Preserving chillies and tomatoes.

Autumnal abundance is very satisfying but when you cannot eat your pickings fast enough you need to put produce by for the winter. An easy option is to freeze crops but I have a small freezer and prefer not to rely entirely on the freezer. So bottled tomatoes and chilli jam are a store cupboard staple for me.

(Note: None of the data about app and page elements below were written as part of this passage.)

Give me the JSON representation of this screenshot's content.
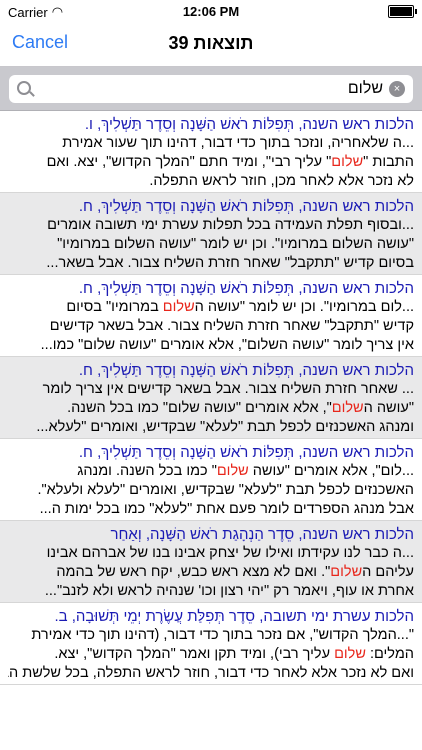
{
  "status": {
    "carrier": "Carrier",
    "time": "12:06 PM"
  },
  "nav": {
    "cancel": "Cancel",
    "title": "39 תוצאות"
  },
  "search": {
    "query": "שלום",
    "clear": "×"
  },
  "results": [
    {
      "head": "הלכות ראש השנה, תְּפִלּוֹת רֹאשׁ הַשָּׁנָה וְסֵדֶר תַּשְׁלִיךְ, ו.",
      "lines": [
        [
          "...ה שלאחריה, ונזכר בתוך כדי דבור, דהינו תוך שעור אמירת"
        ],
        [
          "התבות \"",
          "שלום",
          "\" עליך רבי\", ומיד חתם \"המלך הקדוש\", יצא. ואם"
        ],
        [
          "לא נזכר אלא לאחר מכן, חוזר לראש התפלה."
        ]
      ]
    },
    {
      "head": "הלכות ראש השנה, תְּפִלּוֹת רֹאשׁ הַשָּׁנָה וְסֵדֶר תַּשְׁלִיךְ, ח.",
      "lines": [
        [
          "...ובסוף תפלת העמידה בכל תפלות עשרת ימי תשובה אומרים"
        ],
        [
          "\"עושה השלום במרומיו\". וכן יש לומר \"עושה השלום במרומיו\""
        ],
        [
          "בסיום קדיש \"תתקבל\" שאחר חזרת השליח צבור. אבל בשאר..."
        ]
      ]
    },
    {
      "head": "הלכות ראש השנה, תְּפִלּוֹת רֹאשׁ הַשָּׁנָה וְסֵדֶר תַּשְׁלִיךְ, ח.",
      "lines": [
        [
          "...לום במרומיו\". וכן יש לומר \"עושה ה",
          "שלום",
          " במרומיו\" בסיום"
        ],
        [
          "קדיש \"תתקבל\" שאחר חזרת השליח צבור. אבל בשאר קדישים"
        ],
        [
          "אין צריך לומר \"עושה השלום\", אלא אומרים \"עושה שלום\" כמו..."
        ]
      ]
    },
    {
      "head": "הלכות ראש השנה, תְּפִלּוֹת רֹאשׁ הַשָּׁנָה וְסֵדֶר תַּשְׁלִיךְ, ח.",
      "lines": [
        [
          "... שאחר חזרת השליח צבור. אבל בשאר קדישים אין צריך לומר"
        ],
        [
          "\"עושה ה",
          "שלום",
          "\", אלא אומרים \"עושה שלום\" כמו בכל השנה."
        ],
        [
          "ומנהג האשכנזים לכפל תבת \"לעלא\" שבקדיש, ואומרים \"לעלא..."
        ]
      ]
    },
    {
      "head": "הלכות ראש השנה, תְּפִלּוֹת רֹאשׁ הַשָּׁנָה וְסֵדֶר תַּשְׁלִיךְ, ח.",
      "lines": [
        [
          "...לום\", אלא אומרים \"עושה ",
          "שלום",
          "\" כמו בכל השנה. ומנהג"
        ],
        [
          "האשכנזים לכפל תבת \"לעלא\" שבקדיש, ואומרים \"לעלא ולעלא\"."
        ],
        [
          "אבל מנהג הספרדים לומר פעם אחת \"לעלא\" כמו בכל ימות ה..."
        ]
      ]
    },
    {
      "head": "הלכות ראש השנה, סֵדֶר הַנְהָגַת רֹאשׁ הַשָּׁנָה, וְאַחַר",
      "lines": [
        [
          "...ה כבר לנו עקידתו ואילו של יצחק אבינו בנו של אברהם אבינו"
        ],
        [
          "עליהם ה",
          "שלום",
          "\". ואם לא מצא ראש כבש, יקח ראש של בהמה"
        ],
        [
          "אחרת או עוף, ויאמר רק \"יהי רצון וכו' שנהיה לראש ולא לזנב\"..."
        ]
      ]
    },
    {
      "head": "הלכות עשרת ימי תשובה, סֵדֶר תְּפִלַּת עֲשֶׂרֶת יְמֵי תְּשׁוּבָה, ב.",
      "lines": [
        [
          "\"...המלך הקדוש\", אם נזכר בתוך כדי דבור, (דהינו תוך כדי אמירת"
        ],
        [
          "המלים: ",
          "שלום",
          " עליך רבי), ומיד תקן ואמר \"המלך הקדוש\", יצא."
        ],
        [
          "ואם לא נזכר אלא לאחר כדי דבור, חוזר לראש התפלה, בכל שלשת הברכ..."
        ]
      ]
    }
  ]
}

I have a collection of preserving jars which I use for tomatoes, mostly the clip top type, these are excellent as there is no need to tighten the lid on a hot jar as with the screw top jars, heated air just hisses out. You do need to get hold of new rubber sealing rings if the existing ones looks at all worn, but a cheap rubber ring is a small price to pay for a litre or so lovely homegrown goodness ready to use in the middle of winter. My method is to peel and pack tomatoes into a clean jar pressing down so there is no air in the jar, or fill with a passata or sauce. I then put into an oven on the lowest setting for about an hour. When the contents are just showing a hint of bubbling it is hot enough and you can allow to cool, I have to nudge the setting of the oven up a tiny bit for 10-15 mins to reach the bubbling stage. Too hot too quickly and the tomatoes will boil with messy results. Once cool test that the lid is held on by a vacuum, unclip wire and lift by the glass lid, it should stay firmly in place.

Chilli jam is something I have a real taste for, it goes well with cheese on crackers and in sandwiches. Nigella Lawson has a good recipe based on jam sugar and peppers, but as I have a lot of apples I like to make an apple jelly which then has chilli added.

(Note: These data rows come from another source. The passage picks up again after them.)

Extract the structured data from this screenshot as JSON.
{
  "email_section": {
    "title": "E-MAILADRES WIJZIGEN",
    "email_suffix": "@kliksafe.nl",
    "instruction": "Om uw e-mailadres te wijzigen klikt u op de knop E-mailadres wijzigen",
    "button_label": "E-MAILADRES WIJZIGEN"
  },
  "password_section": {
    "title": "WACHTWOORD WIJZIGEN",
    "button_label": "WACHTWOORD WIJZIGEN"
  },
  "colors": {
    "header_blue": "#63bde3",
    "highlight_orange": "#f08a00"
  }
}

Basic jelly.
1.5kg – 2kg apples, chopped and put in a big pan, skins and cores included. Add just enough water to nearly cover the apple and simmer for an hour, mashing a few times to produce a smooth pulp.

When this has slightly cooled ladle into a jelly bag over a pan or jug. Do not press pulp but allow liquid to gravity drip for several hours, I find this produces a litre of clear apple liquor. If this liquor were to be heated up with 1 kg jam sugar or ordinary sugar plus a sachet of pectin it will set into an apple jelly on cooling, but I want to spice it up.

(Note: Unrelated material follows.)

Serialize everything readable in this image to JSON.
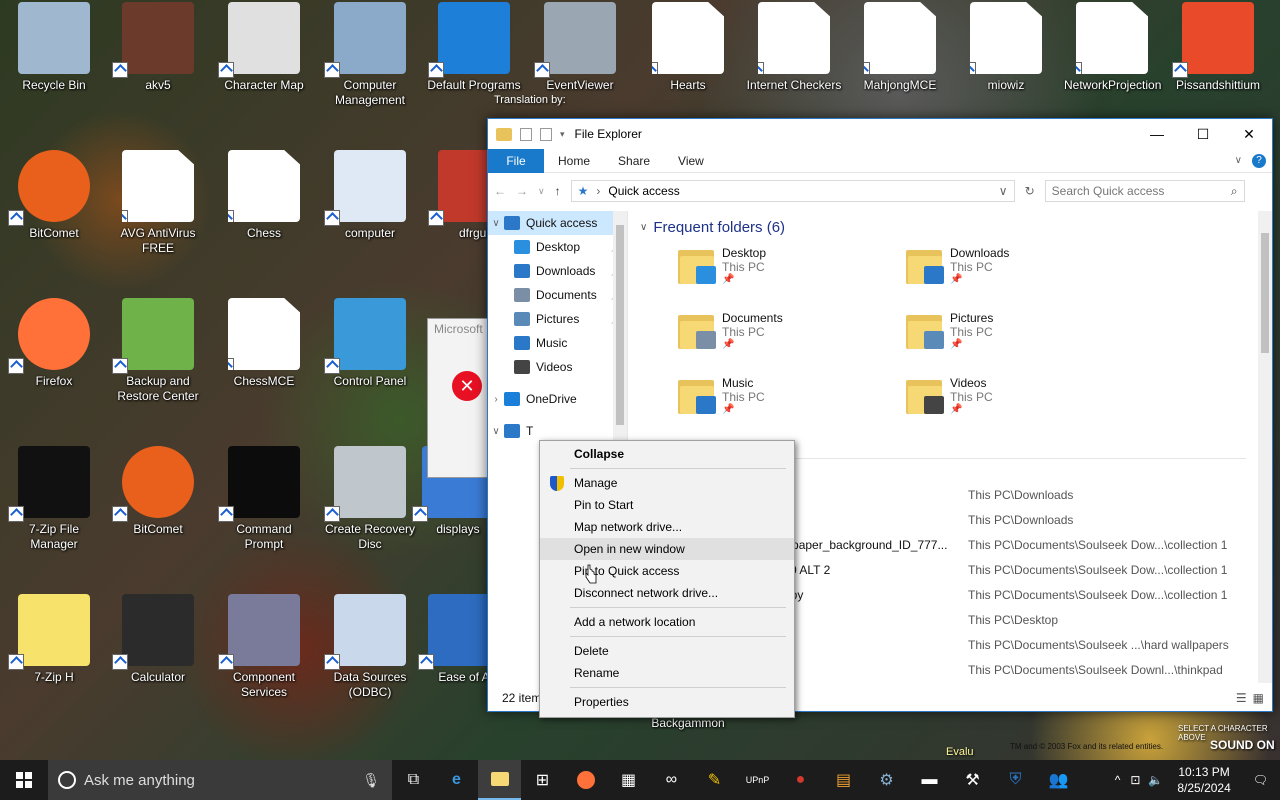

Chilli jelly
Get 6 or 7 jams jars clean and ready to fill, check lids, dry jars and lids in the oven.
Heat up the approximately 1 litre of apple liquor and add finely chopped chillies to taste, simmer for a few minutes to soften chillies. I used 12 fresh Aji Limon chillies and included seeds (about 100g), also a juice of half a lemon, some dried chilli powder can also be added now if desired. Next add the 1 kg sugar plus a sachet of pectin or 1 kg jam sugar. Heat and stir until sugar has dissolved and it is nearly boiling. Turn off heat and allow to cool somewhat before ladling into jars, it is very important that it is not put into jars very hot or all the chopped chilli will rise to the top. After about half an hour off the heat the side of the pan should be comfortable to touch and the jelly just beginning to thicken yet still be easy to pour and ladle, a jam funnel is very helpful or just transfer to a Pyrex jug then pour into jars. Tighten lids.

Another variation used the same basic quantities but started by frying in a large pan; 150 grams shallots, 150g red sweet pepper, 150g mixed red chilli (I included some habanero), 3 cloves garlic, 1 tbsp ginger until, all very finely chopped, fry for a few minutes until softened. Then add 2 tsp sesame oil and 2 tbsp fish sauce, and 50 ml wine vinegar.
Thereafter as before, to the shallot mixture in the pan add the 1 litre apple liquor and the 1kg sugar plus pectin, heat and jar once semi-cooled. This is a South East Asian inspired concoction, the fish sauce might sound a bit weird but it adds an umami yummyness, and the sweet peppers and shallot thicken and colour the jam nicely.